The success of Luther Wright & the Wrongs' 2001 release Rebuild the Wall may have been something of a mixed blessing for the Canadian alt-country act. While it won them a great deal of press and radio attention, and exposed them to a brand-new audience, the album -- a semi-acoustic, bluegrass-influenced interpretation of the songs from Pink Floyd's The Wall -- also had novelty record written all over, no matter how skillful and imaginative the results may have been. For his follow-up, Wright has reasserted himself as a songwriter, and while Guitar Pickin' Martyrs has a few cuts played for a laugh, the wit is nearly always rueful. For all its high spirits and often energetic tempos, the album's dominant theme is a man stuck at the bottom of an emotional well in the wake of heartbreak. "Broken F*%?#@! Heart" wears its witty crankiness on its sleeve, but that doesn't dilute its genuine bitterness, and the more elegant heartbreak of "Land of Milk and Honey" and "Letting Go" mines an eloquent sadness that's real and affecting. The subtle but pin-sharp performances of Wright's backing musicians -- especially Burke Carroll on pedal steel and Megan Palmer on fiddle -- adds greatly to the album's strength.
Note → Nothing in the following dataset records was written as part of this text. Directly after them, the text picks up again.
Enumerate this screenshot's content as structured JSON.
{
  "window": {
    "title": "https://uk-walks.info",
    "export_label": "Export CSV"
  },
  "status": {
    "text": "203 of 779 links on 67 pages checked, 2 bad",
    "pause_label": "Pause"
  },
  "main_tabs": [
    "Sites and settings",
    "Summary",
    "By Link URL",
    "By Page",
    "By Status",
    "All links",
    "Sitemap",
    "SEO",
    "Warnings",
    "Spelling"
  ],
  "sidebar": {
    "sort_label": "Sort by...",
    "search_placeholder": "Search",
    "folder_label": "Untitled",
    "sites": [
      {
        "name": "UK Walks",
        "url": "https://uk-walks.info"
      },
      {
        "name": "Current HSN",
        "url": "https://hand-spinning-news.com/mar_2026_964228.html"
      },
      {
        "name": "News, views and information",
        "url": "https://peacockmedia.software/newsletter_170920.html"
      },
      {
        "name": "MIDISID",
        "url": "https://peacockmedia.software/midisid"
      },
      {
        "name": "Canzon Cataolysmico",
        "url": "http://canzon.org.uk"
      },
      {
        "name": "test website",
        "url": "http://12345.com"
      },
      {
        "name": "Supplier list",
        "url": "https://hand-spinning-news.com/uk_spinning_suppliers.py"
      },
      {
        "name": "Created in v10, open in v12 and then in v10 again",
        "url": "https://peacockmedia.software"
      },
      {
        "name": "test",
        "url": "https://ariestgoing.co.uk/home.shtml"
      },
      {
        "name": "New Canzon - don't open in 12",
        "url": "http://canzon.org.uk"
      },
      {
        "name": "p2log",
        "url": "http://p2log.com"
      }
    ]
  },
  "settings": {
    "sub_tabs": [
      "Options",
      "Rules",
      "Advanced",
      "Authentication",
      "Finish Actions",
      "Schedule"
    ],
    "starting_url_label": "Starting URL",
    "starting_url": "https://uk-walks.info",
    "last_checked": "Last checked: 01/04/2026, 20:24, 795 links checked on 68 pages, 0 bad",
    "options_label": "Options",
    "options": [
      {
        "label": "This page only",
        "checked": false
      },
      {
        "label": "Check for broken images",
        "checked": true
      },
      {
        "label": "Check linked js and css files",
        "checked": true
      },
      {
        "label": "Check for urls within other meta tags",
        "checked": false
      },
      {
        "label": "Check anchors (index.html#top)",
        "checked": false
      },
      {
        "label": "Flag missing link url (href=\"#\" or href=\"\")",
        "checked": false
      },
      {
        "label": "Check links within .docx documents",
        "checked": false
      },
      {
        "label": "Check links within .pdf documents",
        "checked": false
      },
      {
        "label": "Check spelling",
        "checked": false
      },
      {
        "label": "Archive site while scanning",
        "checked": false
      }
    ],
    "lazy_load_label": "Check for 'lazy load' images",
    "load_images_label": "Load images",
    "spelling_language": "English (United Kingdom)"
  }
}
Coupled with Wright's songs, Guitar Pickin' Martyrs proves these folks have a lot more to offer than Pink Floyd covers, though it's an open question if as many people will fork over money to hear Wright and the Wrongs tell their own downbeat tales of dashed hopes and broken hearts.
Share this page
AllMusic Review by Mark Deming